Stranger Danger

If your pet is not too fond of strangers or tends to lunge at people, it doesn’t know be sure to give your pet a safe place to hide away from the area in which you will be handing out candy. It is better to be safe than sorry. 

Pet Costumes

If you plan on having your pet wear a costume for Halloween be sure your pet is comfortable while in costume. Never leave them unattended while wearing the costume and be sure there are no loose or easily accessible pieces that the pet could chew and ingest. Be sure your pet can breathe, hear, and see properly in the costume as well. 

Having your pet be apart of Halloween can be fun, just be sure to use proper judgment and most importantly be sure your pet is comfortable participating!  Follow these Halloween Pet Safety Tips to ensure the entire family has a safe and fun holiday. 

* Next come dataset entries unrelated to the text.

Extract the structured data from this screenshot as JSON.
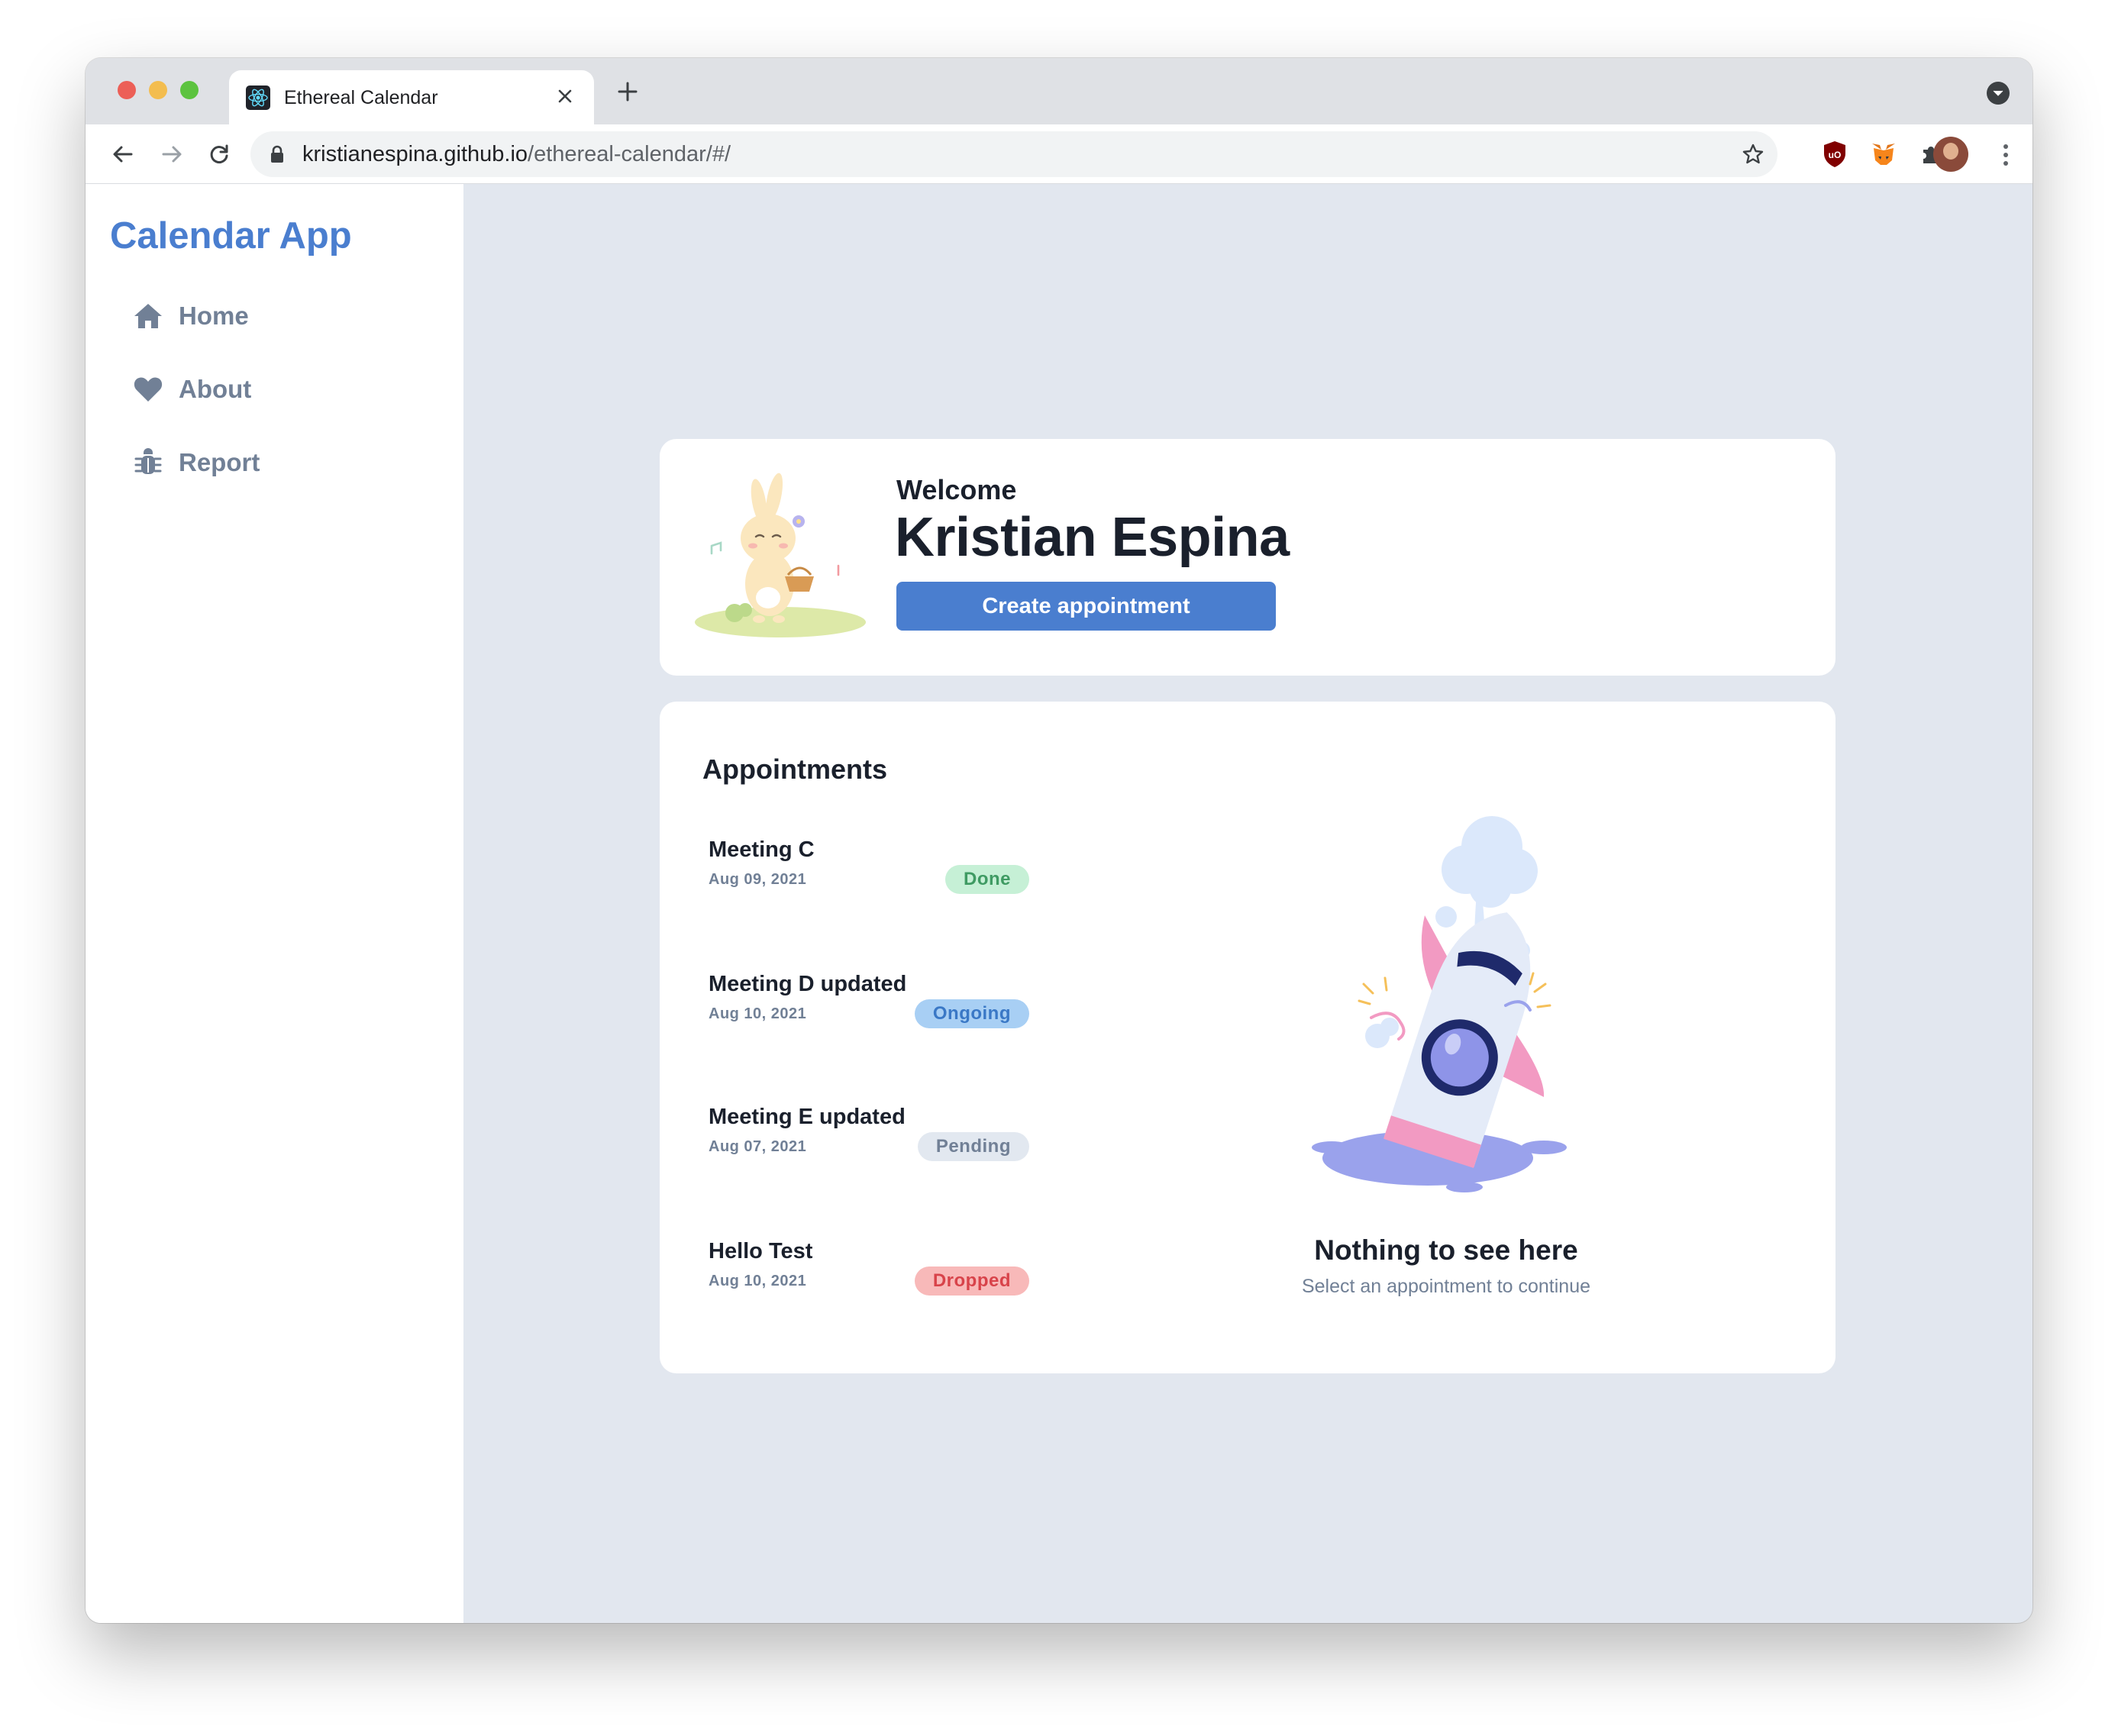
{
  "browser": {
    "tab_title": "Ethereal Calendar",
    "url_host": "kristianespina.github.io",
    "url_path": "/ethereal-calendar/#/"
  },
  "sidebar": {
    "brand": "Calendar App",
    "items": [
      {
        "label": "Home",
        "icon": "home-icon"
      },
      {
        "label": "About",
        "icon": "heart-icon"
      },
      {
        "label": "Report",
        "icon": "bug-icon"
      }
    ]
  },
  "welcome": {
    "label": "Welcome",
    "name": "Kristian Espina",
    "button_label": "Create appointment"
  },
  "appointments": {
    "title": "Appointments",
    "items": [
      {
        "title": "Meeting C",
        "date": "Aug 09, 2021",
        "status": "Done"
      },
      {
        "title": "Meeting D updated",
        "date": "Aug 10, 2021",
        "status": "Ongoing"
      },
      {
        "title": "Meeting E updated",
        "date": "Aug 07, 2021",
        "status": "Pending"
      },
      {
        "title": "Hello Test",
        "date": "Aug 10, 2021",
        "status": "Dropped"
      }
    ],
    "empty_title": "Nothing to see here",
    "empty_subtitle": "Select an appointment to continue"
  },
  "colors": {
    "accent": "#4a7ecf",
    "sidebar_text": "#718096",
    "page_bg": "#e2e7ef",
    "done_bg": "#c6f0d6",
    "done_fg": "#3f9b63",
    "ongoing_bg": "#a8cff4",
    "ongoing_fg": "#3a78c6",
    "pending_bg": "#e2e8f0",
    "pending_fg": "#718096",
    "dropped_bg": "#f8b9b9",
    "dropped_fg": "#d8434a"
  }
}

Written by Julie Gajewski, CPPS. Julie has been pet sitting and working in the veterinary industry as both a technician and hospital administrator since 1997. She is a pet business consultant and a guest blog writer for pet sitters across the world. She lives in Florida with her husband and furry children, 2 Pugs and 4 cats. You can find out more about Julie by visiting her website.